Eeeek! Pikas in the Monument

Suphasiri Muttamara, SOU graduate student researcher was awarded 2017 Friends Research Fund grant.

Suphasiri Muttamara, SOU graduate student researcher was awarded 2017 Friends Research Fund grant.

Cascade-Siskiyou National Monument is one of my favorite places on earth. Working there is a challenge, yet a bliss. I was conducting research for my project, Dialects of Pika in Southwestern Oregon. My study site, Vulture Rock, doesn’t have an accessible trail. I had to bush whack up hill while carrying my recording equipment that looked exactly like a satellite dish.

I liked to stop on a track for a moment to absorb the beauty of the forest. Whether an open spot where butterflies danced in the sun, amidst the Douglas firs; a field of golden chinquapin so dense you could walk on it; a carpet of sword fern; wild garlics, and bleeding hearts, or a magnificent talus slope—I loved them all.

Working with animals was unpredictable. Many times, I visited the site and didn’t get any data. Still, sitting there listening to the wind rushing through the trees and flute-like songs of Hermit thrushes made me feel it is worth the hour-long trek.

I will never forget the very first time I visited Vulture Rock by myself. I heard a pika call when I approached the slope. I was too slow and didn’t get the record, but I was optimistic and told myself the pika might call again. I found a comfy rock, readied the equipment, and waited. Nothing happened for 20 minutes. Then a pika popped up from a rock in front of me! It was so close that if I reached my hand out, I could have touched it. I didn’t expect to see a pika, not to mention it being so close to me.

I didn’t dare to move a muscle. It looked like a furry potato—tiny, brown and fuzzy. I could see the white rim around the ears, and its dark shiny eyes. The pika turned its back to me, so it didn’t notice me. I reached for my phone, hoping to get a picture. It turned back and our eyes met. It must be the most horrifying moment in the pika’s life.
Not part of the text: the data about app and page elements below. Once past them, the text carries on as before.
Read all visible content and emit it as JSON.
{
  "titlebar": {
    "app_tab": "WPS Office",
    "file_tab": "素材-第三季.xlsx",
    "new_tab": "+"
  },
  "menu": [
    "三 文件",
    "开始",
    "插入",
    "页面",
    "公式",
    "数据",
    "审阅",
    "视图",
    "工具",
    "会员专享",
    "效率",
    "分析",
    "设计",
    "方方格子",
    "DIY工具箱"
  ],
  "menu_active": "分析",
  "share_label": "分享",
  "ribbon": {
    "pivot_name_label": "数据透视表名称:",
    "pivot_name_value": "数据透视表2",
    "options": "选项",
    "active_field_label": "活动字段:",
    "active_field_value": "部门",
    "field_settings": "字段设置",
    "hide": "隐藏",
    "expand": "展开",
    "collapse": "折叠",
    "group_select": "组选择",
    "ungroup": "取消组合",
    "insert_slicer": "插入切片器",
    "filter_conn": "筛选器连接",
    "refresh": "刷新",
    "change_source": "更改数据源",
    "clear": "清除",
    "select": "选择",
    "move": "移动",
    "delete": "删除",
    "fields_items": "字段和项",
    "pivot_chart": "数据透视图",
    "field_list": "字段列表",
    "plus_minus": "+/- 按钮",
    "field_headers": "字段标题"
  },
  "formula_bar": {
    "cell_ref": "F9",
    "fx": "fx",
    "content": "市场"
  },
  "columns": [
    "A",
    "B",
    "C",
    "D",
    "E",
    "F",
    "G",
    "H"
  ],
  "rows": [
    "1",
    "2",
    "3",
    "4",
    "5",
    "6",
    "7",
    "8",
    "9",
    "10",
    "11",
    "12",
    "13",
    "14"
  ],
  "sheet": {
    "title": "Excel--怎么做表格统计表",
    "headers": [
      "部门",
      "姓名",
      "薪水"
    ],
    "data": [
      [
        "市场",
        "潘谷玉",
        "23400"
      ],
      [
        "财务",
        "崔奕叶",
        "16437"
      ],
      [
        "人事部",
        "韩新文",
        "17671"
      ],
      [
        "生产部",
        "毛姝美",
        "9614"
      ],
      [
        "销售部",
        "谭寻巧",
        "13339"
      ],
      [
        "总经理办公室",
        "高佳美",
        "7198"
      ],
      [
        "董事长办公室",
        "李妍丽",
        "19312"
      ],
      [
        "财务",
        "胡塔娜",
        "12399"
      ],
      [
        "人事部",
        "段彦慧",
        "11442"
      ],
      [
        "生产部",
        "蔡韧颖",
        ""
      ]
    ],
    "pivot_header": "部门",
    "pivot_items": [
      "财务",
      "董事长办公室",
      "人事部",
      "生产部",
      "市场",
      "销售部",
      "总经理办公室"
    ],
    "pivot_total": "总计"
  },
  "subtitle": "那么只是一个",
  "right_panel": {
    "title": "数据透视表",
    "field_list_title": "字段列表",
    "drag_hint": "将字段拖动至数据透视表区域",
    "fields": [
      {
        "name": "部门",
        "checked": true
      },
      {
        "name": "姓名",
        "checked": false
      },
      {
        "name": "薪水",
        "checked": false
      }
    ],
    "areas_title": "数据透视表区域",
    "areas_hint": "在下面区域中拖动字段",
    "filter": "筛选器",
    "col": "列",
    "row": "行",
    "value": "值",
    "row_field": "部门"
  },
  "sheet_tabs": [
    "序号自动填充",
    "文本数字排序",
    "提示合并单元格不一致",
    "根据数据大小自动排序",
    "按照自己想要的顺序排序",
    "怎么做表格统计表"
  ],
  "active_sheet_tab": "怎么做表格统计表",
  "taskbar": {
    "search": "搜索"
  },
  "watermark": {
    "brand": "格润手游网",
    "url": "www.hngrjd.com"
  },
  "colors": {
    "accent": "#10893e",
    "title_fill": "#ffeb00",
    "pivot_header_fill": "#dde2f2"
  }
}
It screamed “Eeeeeek”! Then it disappeared underneath the rock. It didn’t make any noise for the rest of the three hours I was there. I went home empty-handed, but very, very happy.

Suphasiri Muttamara
2017 Friends Research Fund grantee
Southern Oregon University, Environmental Education

Dialects of Pika (Ochotona princeps) in Southwestern Oregon
The distribution of pika (Ochotona princeps) populations in the Southwestern Oregon are poorly known and their range is highly fragmented. Recently, a population of pika was discovered on Vulture Rock which is now within the boundaries of the Cascade-Siskiyou National Monument (CSNM) due to the recent monument expansion. The purpose of the research is to study a distinct population of pika in the CSNM using call dialects. The study of calls will contribute to a better understanding of the connectedness of pika populations, and if the population in southwestern Oregon has geographic variation.

The results will be discussed at the 2018 Monument Research Symposium on March 15, 2018.